= Beginning of Section =

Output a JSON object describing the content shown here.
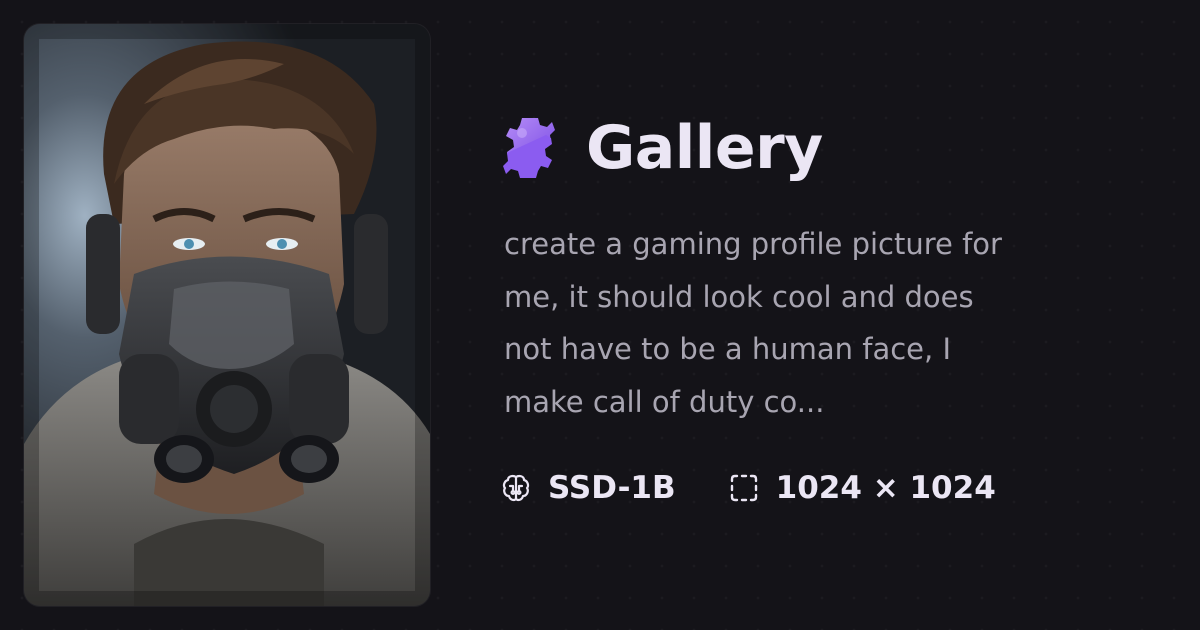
{
  "header": {
    "logo_icon": "bolt-gear-logo-icon",
    "title": "Gallery",
    "accent_color": "#9c6bf2"
  },
  "image": {
    "subject_icon": "gas-mask-portrait"
  },
  "prompt": {
    "lines": [
      "create a gaming profile picture for",
      "me, it should look cool and does",
      "not have to be a human face, I",
      "make call of duty co..."
    ]
  },
  "meta": {
    "model": {
      "icon": "brain-icon",
      "label": "SSD-1B"
    },
    "size": {
      "icon": "dashed-square-icon",
      "label": "1024 × 1024"
    }
  }
}
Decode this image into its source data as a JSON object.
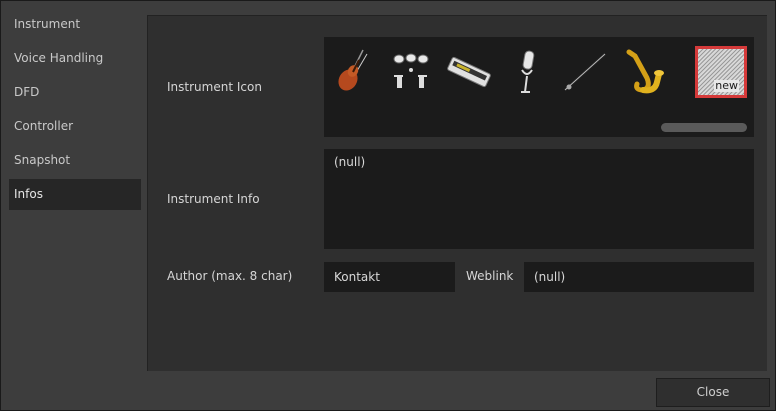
{
  "sidebar": {
    "items": [
      {
        "label": "Instrument"
      },
      {
        "label": "Voice Handling"
      },
      {
        "label": "DFD"
      },
      {
        "label": "Controller"
      },
      {
        "label": "Snapshot"
      },
      {
        "label": "Infos",
        "active": true
      }
    ]
  },
  "form": {
    "instrument_icon_label": "Instrument Icon",
    "icons": [
      "violin-icon",
      "drums-icon",
      "keyboard-icon",
      "microphone-icon",
      "clarinet-icon",
      "saxophone-icon",
      "new-icon"
    ],
    "selected_icon": "new-icon",
    "new_icon_text": "new",
    "instrument_info_label": "Instrument Info",
    "instrument_info_value": "(null)",
    "author_label": "Author (max. 8 char)",
    "author_value": "Kontakt",
    "weblink_label": "Weblink",
    "weblink_value": "(null)"
  },
  "footer": {
    "close_label": "Close"
  },
  "colors": {
    "selection_border": "#d53a3a",
    "active_item_bg": "#262626",
    "field_bg": "#1b1b1b"
  }
}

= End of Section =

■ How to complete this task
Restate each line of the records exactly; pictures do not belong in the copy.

■ Task output
Output a JSON object describing the content shown here.
{
  "header": {
    "logo_icon": "bolt-gear-logo-icon",
    "title": "Gallery",
    "accent_color": "#9c6bf2"
  },
  "image": {
    "subject_icon": "gas-mask-portrait"
  },
  "prompt": {
    "lines": [
      "create a gaming profile picture for",
      "me, it should look cool and does",
      "not have to be a human face, I",
      "make call of duty co..."
    ]
  },
  "meta": {
    "model": {
      "icon": "brain-icon",
      "label": "SSD-1B"
    },
    "size": {
      "icon": "dashed-square-icon",
      "label": "1024 × 1024"
    }
  }
}
Decode this image into its source data as a JSON object.
{
  "sidebar": {
    "items": [
      {
        "label": "Instrument"
      },
      {
        "label": "Voice Handling"
      },
      {
        "label": "DFD"
      },
      {
        "label": "Controller"
      },
      {
        "label": "Snapshot"
      },
      {
        "label": "Infos",
        "active": true
      }
    ]
  },
  "form": {
    "instrument_icon_label": "Instrument Icon",
    "icons": [
      "violin-icon",
      "drums-icon",
      "keyboard-icon",
      "microphone-icon",
      "clarinet-icon",
      "saxophone-icon",
      "new-icon"
    ],
    "selected_icon": "new-icon",
    "new_icon_text": "new",
    "instrument_info_label": "Instrument Info",
    "instrument_info_value": "(null)",
    "author_label": "Author (max. 8 char)",
    "author_value": "Kontakt",
    "weblink_label": "Weblink",
    "weblink_value": "(null)"
  },
  "footer": {
    "close_label": "Close"
  },
  "colors": {
    "selection_border": "#d53a3a",
    "active_item_bg": "#262626",
    "field_bg": "#1b1b1b"
  }
}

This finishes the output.